Bryan Brazeau of Liberal Arts has used podcasting in teaching: 

“I've used podcasting in IP304: Posthumous Geographies I, Underworlds. I used it because it was an easy way to get students up to speed on some of the more complex elements of Dante's underworlds while keeping the class time free for in-depth problem-based-learning activities. We did one circle of hell each week in the podcast (which was never more than 20 minutes). I would encourage students to listen to the podcasts while walking to class, or while doing the dishes, literally anything BUT sitting down at their desk. I was actually impressed not only by how many had listened to the podcasts, but by how many had absorbed the information (which often contained references to classical and medieval literature and philosophy), and how many used the information as part of their blog posts for the module. In their module evaluations, students underlined how much they enjoyed the podcasts. 

This might not apply to all classes, the podcasts were optional for them to listen to, but most did anyway. They weren't tested or examined on the knowledge therein, but it was meant as scaffolding to help them have a greater and more complex understanding of the issues we were examining.... it's possible that because it wasn't linked to an assessment per se, and because there was no pressure, it was actually more effective (though I know that sort of flies in the face of constructive alignment orthodoxy.” 
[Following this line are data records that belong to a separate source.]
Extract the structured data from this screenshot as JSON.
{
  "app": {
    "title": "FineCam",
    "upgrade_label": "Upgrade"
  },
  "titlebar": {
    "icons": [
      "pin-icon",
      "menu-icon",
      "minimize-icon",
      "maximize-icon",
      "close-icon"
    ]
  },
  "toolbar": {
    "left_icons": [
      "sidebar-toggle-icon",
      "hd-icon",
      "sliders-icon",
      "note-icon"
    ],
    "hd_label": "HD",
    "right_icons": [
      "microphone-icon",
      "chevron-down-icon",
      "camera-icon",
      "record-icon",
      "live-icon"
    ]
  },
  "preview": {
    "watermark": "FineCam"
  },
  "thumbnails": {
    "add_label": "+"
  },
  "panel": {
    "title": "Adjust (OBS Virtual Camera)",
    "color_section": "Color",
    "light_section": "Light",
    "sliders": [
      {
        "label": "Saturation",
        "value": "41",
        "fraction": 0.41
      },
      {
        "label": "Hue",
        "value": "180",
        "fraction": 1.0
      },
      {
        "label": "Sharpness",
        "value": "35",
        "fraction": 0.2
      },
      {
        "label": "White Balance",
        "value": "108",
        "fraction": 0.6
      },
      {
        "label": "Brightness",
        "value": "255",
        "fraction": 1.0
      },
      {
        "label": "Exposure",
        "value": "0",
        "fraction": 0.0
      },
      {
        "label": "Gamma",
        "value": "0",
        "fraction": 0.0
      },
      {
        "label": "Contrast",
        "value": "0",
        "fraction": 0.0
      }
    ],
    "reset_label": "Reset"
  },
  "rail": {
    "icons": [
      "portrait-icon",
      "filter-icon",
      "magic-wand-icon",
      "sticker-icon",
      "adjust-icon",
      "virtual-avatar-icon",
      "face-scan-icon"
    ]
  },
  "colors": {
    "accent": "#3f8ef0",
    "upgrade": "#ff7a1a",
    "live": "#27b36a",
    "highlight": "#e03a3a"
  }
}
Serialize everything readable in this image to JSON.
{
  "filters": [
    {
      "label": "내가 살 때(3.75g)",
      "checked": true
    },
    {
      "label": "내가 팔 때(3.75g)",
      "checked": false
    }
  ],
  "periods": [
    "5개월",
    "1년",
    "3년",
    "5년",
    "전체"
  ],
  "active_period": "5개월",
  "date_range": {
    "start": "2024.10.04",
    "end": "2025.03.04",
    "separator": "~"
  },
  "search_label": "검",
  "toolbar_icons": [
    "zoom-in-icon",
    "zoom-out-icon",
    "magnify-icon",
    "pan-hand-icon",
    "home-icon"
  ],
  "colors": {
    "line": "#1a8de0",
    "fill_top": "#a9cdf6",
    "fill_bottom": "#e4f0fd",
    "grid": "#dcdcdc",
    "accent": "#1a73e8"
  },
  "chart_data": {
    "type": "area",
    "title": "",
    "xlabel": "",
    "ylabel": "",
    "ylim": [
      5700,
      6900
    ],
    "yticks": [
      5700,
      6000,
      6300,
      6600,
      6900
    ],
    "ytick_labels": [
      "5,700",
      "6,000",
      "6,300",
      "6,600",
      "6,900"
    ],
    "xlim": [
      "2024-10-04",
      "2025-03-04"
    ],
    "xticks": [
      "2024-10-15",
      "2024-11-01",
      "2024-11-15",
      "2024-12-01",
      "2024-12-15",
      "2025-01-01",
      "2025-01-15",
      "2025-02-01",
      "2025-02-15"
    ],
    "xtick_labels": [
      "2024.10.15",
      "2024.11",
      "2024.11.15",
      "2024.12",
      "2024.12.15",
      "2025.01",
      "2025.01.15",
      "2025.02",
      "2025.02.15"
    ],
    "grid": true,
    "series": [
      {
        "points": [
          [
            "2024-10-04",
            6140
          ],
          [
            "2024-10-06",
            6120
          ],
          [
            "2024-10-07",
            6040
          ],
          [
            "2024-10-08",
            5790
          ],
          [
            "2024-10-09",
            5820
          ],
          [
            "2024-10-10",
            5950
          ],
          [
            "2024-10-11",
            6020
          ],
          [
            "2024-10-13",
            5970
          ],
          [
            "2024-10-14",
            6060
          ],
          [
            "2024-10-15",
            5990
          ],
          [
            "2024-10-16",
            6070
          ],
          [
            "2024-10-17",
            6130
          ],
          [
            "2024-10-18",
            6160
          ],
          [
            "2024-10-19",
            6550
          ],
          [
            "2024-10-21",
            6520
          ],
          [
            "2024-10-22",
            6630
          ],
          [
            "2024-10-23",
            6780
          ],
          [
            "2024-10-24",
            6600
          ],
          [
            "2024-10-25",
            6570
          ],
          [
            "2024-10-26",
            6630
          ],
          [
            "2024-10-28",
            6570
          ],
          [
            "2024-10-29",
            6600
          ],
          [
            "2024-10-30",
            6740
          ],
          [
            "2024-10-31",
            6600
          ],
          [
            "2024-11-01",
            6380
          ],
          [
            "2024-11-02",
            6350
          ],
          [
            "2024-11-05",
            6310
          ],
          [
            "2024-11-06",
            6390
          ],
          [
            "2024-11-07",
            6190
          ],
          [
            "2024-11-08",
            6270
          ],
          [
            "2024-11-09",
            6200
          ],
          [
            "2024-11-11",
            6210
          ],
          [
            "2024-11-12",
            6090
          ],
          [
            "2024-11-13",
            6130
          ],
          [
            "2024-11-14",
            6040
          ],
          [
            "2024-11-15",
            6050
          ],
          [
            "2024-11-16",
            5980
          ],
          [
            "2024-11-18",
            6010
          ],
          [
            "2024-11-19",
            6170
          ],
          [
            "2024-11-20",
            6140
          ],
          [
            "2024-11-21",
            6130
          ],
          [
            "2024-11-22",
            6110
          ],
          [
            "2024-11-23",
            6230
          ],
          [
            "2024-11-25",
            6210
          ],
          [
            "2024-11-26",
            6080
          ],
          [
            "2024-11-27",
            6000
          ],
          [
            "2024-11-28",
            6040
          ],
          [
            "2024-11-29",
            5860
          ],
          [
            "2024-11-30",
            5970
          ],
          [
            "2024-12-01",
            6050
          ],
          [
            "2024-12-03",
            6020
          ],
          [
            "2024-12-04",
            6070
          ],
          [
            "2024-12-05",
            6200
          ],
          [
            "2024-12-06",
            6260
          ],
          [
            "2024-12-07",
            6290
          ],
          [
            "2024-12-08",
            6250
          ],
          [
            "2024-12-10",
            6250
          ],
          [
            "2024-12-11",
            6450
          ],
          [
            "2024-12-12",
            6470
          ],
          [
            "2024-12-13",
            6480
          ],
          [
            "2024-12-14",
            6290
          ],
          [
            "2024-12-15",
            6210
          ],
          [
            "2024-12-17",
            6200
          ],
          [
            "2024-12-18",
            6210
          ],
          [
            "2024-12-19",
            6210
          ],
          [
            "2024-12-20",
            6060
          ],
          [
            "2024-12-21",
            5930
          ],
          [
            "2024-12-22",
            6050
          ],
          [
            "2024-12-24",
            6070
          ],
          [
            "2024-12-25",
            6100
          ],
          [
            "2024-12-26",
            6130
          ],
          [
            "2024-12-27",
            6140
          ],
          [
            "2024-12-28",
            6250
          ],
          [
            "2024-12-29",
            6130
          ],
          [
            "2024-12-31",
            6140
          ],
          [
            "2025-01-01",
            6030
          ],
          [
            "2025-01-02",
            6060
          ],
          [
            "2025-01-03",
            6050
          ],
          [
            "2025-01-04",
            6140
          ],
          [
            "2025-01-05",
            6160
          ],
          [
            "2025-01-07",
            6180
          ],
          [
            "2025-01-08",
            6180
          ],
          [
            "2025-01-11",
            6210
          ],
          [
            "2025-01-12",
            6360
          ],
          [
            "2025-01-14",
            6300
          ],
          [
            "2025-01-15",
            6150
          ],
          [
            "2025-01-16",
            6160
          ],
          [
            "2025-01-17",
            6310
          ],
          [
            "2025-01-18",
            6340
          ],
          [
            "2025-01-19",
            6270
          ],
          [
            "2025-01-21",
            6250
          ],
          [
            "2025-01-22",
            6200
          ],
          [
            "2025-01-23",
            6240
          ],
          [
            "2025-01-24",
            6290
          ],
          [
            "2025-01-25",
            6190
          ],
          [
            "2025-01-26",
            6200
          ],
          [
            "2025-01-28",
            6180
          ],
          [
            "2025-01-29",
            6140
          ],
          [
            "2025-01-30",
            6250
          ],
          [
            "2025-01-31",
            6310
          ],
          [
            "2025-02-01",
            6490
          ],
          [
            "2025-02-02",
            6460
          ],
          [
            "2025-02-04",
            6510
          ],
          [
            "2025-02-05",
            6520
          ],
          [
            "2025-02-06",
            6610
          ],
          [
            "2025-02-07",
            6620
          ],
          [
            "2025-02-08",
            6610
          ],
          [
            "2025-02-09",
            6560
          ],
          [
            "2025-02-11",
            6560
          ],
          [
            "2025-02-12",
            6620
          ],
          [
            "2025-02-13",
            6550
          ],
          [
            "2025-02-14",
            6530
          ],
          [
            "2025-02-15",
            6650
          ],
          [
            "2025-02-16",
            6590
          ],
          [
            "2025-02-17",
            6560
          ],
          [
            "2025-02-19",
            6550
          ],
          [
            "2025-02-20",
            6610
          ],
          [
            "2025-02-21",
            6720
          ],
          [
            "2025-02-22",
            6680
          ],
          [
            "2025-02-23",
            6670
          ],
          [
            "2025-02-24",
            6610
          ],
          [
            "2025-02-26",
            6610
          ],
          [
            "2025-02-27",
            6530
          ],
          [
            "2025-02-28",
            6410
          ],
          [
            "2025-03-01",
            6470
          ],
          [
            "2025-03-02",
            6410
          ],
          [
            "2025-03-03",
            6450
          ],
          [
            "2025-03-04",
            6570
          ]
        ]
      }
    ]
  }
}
Bryan has kindly provided an example podcast for us, made with Audacity editing software and a Samson Meteor Mic (£50-£80).